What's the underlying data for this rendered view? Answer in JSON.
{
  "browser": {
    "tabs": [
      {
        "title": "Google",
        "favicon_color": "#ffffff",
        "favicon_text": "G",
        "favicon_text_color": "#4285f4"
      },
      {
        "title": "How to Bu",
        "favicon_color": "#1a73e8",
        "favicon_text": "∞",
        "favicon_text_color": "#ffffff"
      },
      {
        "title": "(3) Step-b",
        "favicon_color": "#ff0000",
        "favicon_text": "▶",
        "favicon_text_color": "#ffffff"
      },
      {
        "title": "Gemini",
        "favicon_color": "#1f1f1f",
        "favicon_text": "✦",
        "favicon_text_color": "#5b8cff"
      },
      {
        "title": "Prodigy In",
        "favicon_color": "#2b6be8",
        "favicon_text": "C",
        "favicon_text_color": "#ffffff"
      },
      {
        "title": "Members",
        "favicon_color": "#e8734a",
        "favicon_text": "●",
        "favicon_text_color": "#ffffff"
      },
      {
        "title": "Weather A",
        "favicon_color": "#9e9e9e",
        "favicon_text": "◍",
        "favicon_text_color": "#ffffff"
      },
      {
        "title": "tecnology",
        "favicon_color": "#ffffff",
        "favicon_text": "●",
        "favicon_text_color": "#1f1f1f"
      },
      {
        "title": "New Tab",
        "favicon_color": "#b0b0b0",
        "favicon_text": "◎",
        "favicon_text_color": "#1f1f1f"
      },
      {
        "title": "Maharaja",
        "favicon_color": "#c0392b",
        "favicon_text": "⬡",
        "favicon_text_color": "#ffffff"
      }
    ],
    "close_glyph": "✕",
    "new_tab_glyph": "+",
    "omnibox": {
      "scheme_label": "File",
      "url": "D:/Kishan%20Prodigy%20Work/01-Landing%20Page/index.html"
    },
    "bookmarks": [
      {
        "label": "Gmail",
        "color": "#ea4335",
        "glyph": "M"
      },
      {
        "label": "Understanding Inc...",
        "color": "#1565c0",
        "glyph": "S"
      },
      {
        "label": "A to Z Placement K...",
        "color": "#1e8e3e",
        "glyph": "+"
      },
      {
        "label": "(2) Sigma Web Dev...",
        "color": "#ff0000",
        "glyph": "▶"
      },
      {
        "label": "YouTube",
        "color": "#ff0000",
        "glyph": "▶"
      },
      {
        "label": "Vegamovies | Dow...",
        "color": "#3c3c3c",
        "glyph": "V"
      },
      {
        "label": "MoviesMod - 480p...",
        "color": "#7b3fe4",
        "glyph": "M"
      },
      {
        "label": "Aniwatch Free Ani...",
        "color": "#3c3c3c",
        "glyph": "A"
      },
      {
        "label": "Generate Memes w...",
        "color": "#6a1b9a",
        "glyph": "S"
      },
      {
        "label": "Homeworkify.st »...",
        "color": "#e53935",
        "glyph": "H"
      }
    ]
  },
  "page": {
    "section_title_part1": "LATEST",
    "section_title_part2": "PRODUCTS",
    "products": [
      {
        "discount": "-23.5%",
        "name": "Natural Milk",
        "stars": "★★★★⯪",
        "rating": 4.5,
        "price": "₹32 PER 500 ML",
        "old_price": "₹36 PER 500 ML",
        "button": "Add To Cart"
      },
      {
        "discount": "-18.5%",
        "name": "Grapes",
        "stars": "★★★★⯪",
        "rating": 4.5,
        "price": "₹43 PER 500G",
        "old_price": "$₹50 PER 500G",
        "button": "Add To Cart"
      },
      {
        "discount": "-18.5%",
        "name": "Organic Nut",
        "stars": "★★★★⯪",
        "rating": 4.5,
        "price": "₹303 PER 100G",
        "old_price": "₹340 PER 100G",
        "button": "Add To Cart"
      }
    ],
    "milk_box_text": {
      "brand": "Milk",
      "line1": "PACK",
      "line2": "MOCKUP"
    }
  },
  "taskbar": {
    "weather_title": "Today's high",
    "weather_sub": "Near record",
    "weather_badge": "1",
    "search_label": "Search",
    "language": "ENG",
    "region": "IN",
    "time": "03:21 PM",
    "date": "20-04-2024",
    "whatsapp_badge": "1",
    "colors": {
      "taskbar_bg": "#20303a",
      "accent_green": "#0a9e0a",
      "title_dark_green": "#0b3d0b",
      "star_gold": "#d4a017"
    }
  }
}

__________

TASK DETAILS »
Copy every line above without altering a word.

OUTPUT FOR THIS EXERCISE »
What's the underlying data for this rendered view? Answer in JSON.
{
  "browser": {
    "tabs": [
      {
        "title": "Google",
        "favicon_color": "#ffffff",
        "favicon_text": "G",
        "favicon_text_color": "#4285f4"
      },
      {
        "title": "How to Bu",
        "favicon_color": "#1a73e8",
        "favicon_text": "∞",
        "favicon_text_color": "#ffffff"
      },
      {
        "title": "(3) Step-b",
        "favicon_color": "#ff0000",
        "favicon_text": "▶",
        "favicon_text_color": "#ffffff"
      },
      {
        "title": "Gemini",
        "favicon_color": "#1f1f1f",
        "favicon_text": "✦",
        "favicon_text_color": "#5b8cff"
      },
      {
        "title": "Prodigy In",
        "favicon_color": "#2b6be8",
        "favicon_text": "C",
        "favicon_text_color": "#ffffff"
      },
      {
        "title": "Members",
        "favicon_color": "#e8734a",
        "favicon_text": "●",
        "favicon_text_color": "#ffffff"
      },
      {
        "title": "Weather A",
        "favicon_color": "#9e9e9e",
        "favicon_text": "◍",
        "favicon_text_color": "#ffffff"
      },
      {
        "title": "tecnology",
        "favicon_color": "#ffffff",
        "favicon_text": "●",
        "favicon_text_color": "#1f1f1f"
      },
      {
        "title": "New Tab",
        "favicon_color": "#b0b0b0",
        "favicon_text": "◎",
        "favicon_text_color": "#1f1f1f"
      },
      {
        "title": "Maharaja",
        "favicon_color": "#c0392b",
        "favicon_text": "⬡",
        "favicon_text_color": "#ffffff"
      }
    ],
    "close_glyph": "✕",
    "new_tab_glyph": "+",
    "omnibox": {
      "scheme_label": "File",
      "url": "D:/Kishan%20Prodigy%20Work/01-Landing%20Page/index.html"
    },
    "bookmarks": [
      {
        "label": "Gmail",
        "color": "#ea4335",
        "glyph": "M"
      },
      {
        "label": "Understanding Inc...",
        "color": "#1565c0",
        "glyph": "S"
      },
      {
        "label": "A to Z Placement K...",
        "color": "#1e8e3e",
        "glyph": "+"
      },
      {
        "label": "(2) Sigma Web Dev...",
        "color": "#ff0000",
        "glyph": "▶"
      },
      {
        "label": "YouTube",
        "color": "#ff0000",
        "glyph": "▶"
      },
      {
        "label": "Vegamovies | Dow...",
        "color": "#3c3c3c",
        "glyph": "V"
      },
      {
        "label": "MoviesMod - 480p...",
        "color": "#7b3fe4",
        "glyph": "M"
      },
      {
        "label": "Aniwatch Free Ani...",
        "color": "#3c3c3c",
        "glyph": "A"
      },
      {
        "label": "Generate Memes w...",
        "color": "#6a1b9a",
        "glyph": "S"
      },
      {
        "label": "Homeworkify.st »...",
        "color": "#e53935",
        "glyph": "H"
      }
    ]
  },
  "page": {
    "section_title_part1": "LATEST",
    "section_title_part2": "PRODUCTS",
    "products": [
      {
        "discount": "-23.5%",
        "name": "Natural Milk",
        "stars": "★★★★⯪",
        "rating": 4.5,
        "price": "₹32 PER 500 ML",
        "old_price": "₹36 PER 500 ML",
        "button": "Add To Cart"
      },
      {
        "discount": "-18.5%",
        "name": "Grapes",
        "stars": "★★★★⯪",
        "rating": 4.5,
        "price": "₹43 PER 500G",
        "old_price": "$₹50 PER 500G",
        "button": "Add To Cart"
      },
      {
        "discount": "-18.5%",
        "name": "Organic Nut",
        "stars": "★★★★⯪",
        "rating": 4.5,
        "price": "₹303 PER 100G",
        "old_price": "₹340 PER 100G",
        "button": "Add To Cart"
      }
    ],
    "milk_box_text": {
      "brand": "Milk",
      "line1": "PACK",
      "line2": "MOCKUP"
    }
  },
  "taskbar": {
    "weather_title": "Today's high",
    "weather_sub": "Near record",
    "weather_badge": "1",
    "search_label": "Search",
    "language": "ENG",
    "region": "IN",
    "time": "03:21 PM",
    "date": "20-04-2024",
    "whatsapp_badge": "1",
    "colors": {
      "taskbar_bg": "#20303a",
      "accent_green": "#0a9e0a",
      "title_dark_green": "#0b3d0b",
      "star_gold": "#d4a017"
    }
  }
}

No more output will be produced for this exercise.